The Blue Chair: Symbol of Nice
Like theTour Eiffel of Paris or the Big Ben of London, La chaise bleue has long been considered the symbol of Nice.
The iconic chairs, as blue as the rippling Bay of Angels they overlook, are wedged in rows of 20 along the famous Promenade des Anglais. While in winter it is relatively easy to find a free chair, and enjoy a contemplative session of sea staring, in busy summer months it may be a real challenge.
Back in the 50’s, these chairs were wooden, white, and spread along the promenade. They were mostly used by families and elderly people as a place to relax.
About sixty years later, la chaise bleue has changed its look but remains one of the Niçois’ favourite spots to relax and enjoy the view of the Mediterranean Sea. “It always feels like a special place where to sit,” says Magda, born in Nice in the 70’s.
The history of the famous chair began during the postwar period, when mass tourism plummeted in the French Riviera. Charles Tordo, well-recognized inventor and worker in a maintenance company, was entrusted with the manufacture of eight hundred chairs by businessman Ballanger.

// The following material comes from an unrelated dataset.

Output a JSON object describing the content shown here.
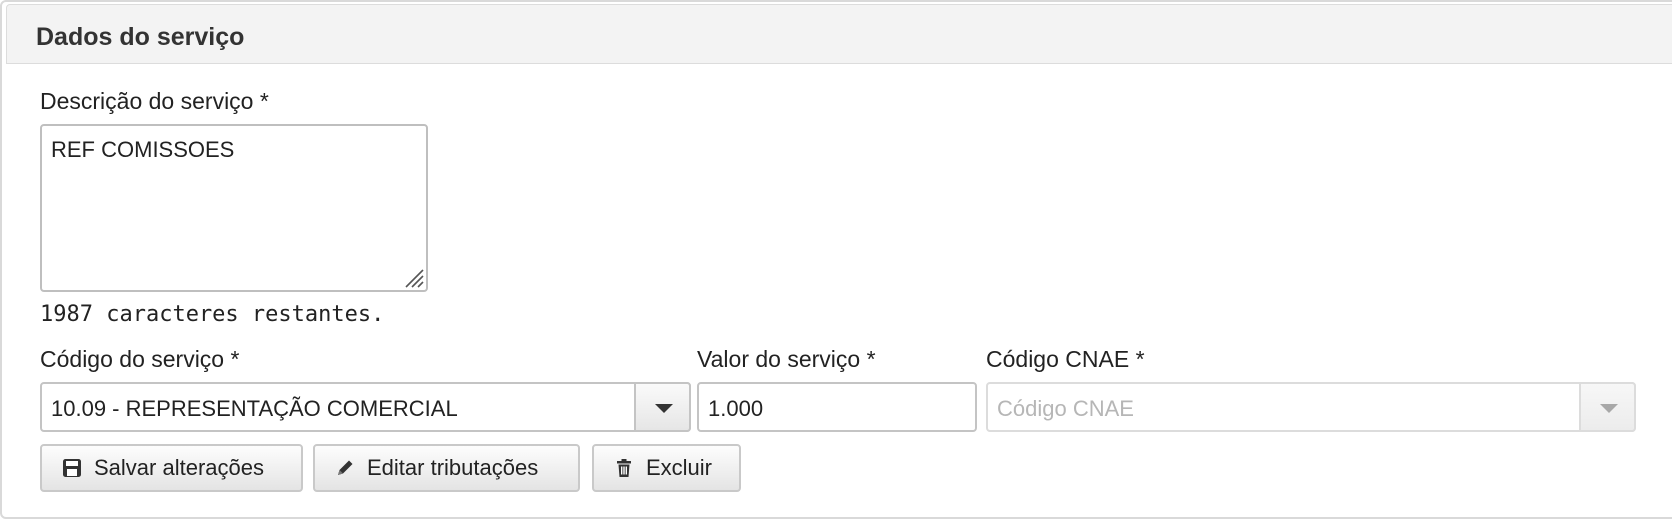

As the story goes, Tordo worked overtime for weeks, with the help of his family, in order to meet Ballanger’s deadline.
At that time, people would pay a small sum in exchange for the “droit de s’asseoir”or permission to sit in English.

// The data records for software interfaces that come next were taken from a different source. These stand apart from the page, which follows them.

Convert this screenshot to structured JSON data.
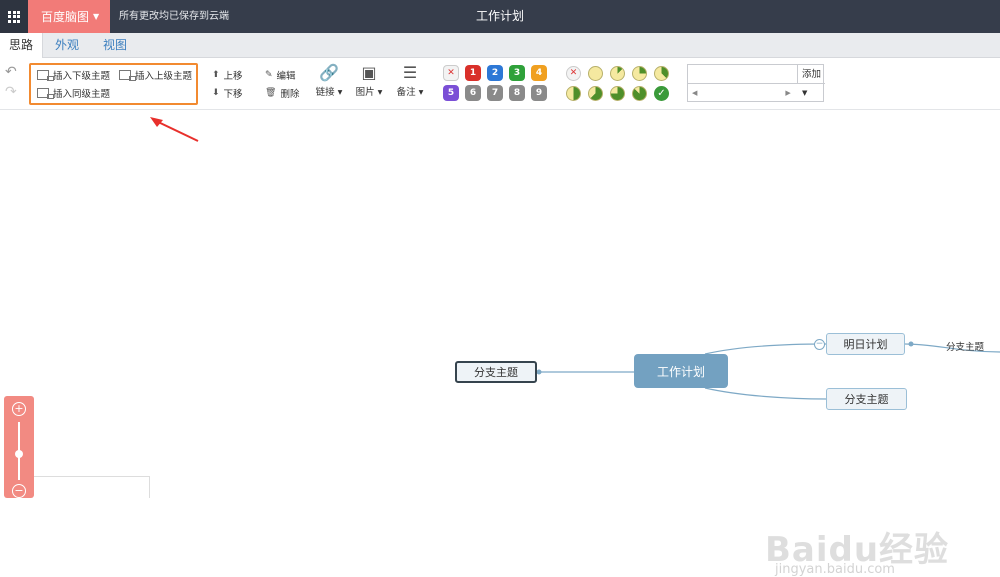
{
  "header": {
    "brand": "百度脑图",
    "saved_status": "所有更改均已保存到云端",
    "doc_title": "工作计划"
  },
  "tabs": [
    {
      "label": "思路",
      "active": true
    },
    {
      "label": "外观"
    },
    {
      "label": "视图"
    }
  ],
  "toolbar": {
    "insert_child": "插入下级主题",
    "insert_parent": "插入上级主题",
    "insert_sibling": "插入同级主题",
    "move_up": "上移",
    "move_down": "下移",
    "edit": "编辑",
    "delete": "删除",
    "link": "链接",
    "image": "图片",
    "note": "备注",
    "priorities": [
      "✕",
      "1",
      "2",
      "3",
      "4",
      "5",
      "6",
      "7",
      "8",
      "9"
    ],
    "priority_colors": [
      "#e04a4a",
      "#d9302a",
      "#2d78d6",
      "#2fa13a",
      "#f0a020",
      "#7b4fd6",
      "#8a8a8a",
      "#8a8a8a",
      "#8a8a8a",
      "#8a8a8a"
    ],
    "add_label": "添加"
  },
  "mindmap": {
    "root": "工作计划",
    "left_child": "分支主题",
    "right_children": [
      "明日计划",
      "分支主题"
    ],
    "leaf": "分支主题",
    "collapse_symbol": "−"
  },
  "zoom": {
    "in": "+",
    "out": "−"
  },
  "watermark": {
    "main": "Baidu经验",
    "url": "jingyan.baidu.com"
  }
}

After the death of Ballanger, the city of Nice commissioned the production of the chairs to a company based in the Haute Loire.
Les chaises went through a lot of change over the years and acquired a more sophisticated look; notably, they were painted a sky blue and were constructed of metal instead of wood.
Since they could be easily stolen or damaged, the city council decided to remove them and stop their production in the early 2000, causing the city to lose one of its trademarks. Due to popular demand, they were back a few years later, this time secured in row of twenty.
“I like that the blue chair has become one of the symbols of my city, because it represents the true essence of the Niçois, simple but authentic,” says Marc, a Niçois baker for twenty years.
Many artists were inspired by this special symbol, including a Niçois-born artist Armand. His monumental 3D sculpture, made of hundreds of blue chairs, is entitled “Camin dei Ingles” and decorates one of the glass façades of the Museum of Contemporary Art since 2004.
Likewise, the artist Sab has created a giant two-dimensional chair which was unveiled in 2014 and proudly stands on the Promenade des Anglais.
Another curious hommage to the city’s most enduring symbol are the beautiful mini blue chairs encased in acrylic that can be found at Transparence, a fancy shop in the Old Town.
“The chairs of the walk” also became the title of a play, created in 1998 by Richard Cairaschi for the City Theatre of Nice. The main character is a retired Niçois who regularly haunts the Promenade des Anglais and one morning meets a pretty Niçoise named Violaine.
Having a picture while seated on the blue chair has become a must-do for visitors.
“It is like taking a picture next to the Tour Eiffel when you go to Paris” says Silvia, from Granada, while choosing her favourite Niçois holiday pictures to upload to Facebook.
Times have changed since the 1950s and so has the chair. In spite of this change, la Chaise Bleue remains a solid symbol of the city of Nice and represents, to this day, a special place of solitary reflection, contemplation and relaxation for friends and families, both local and visiting.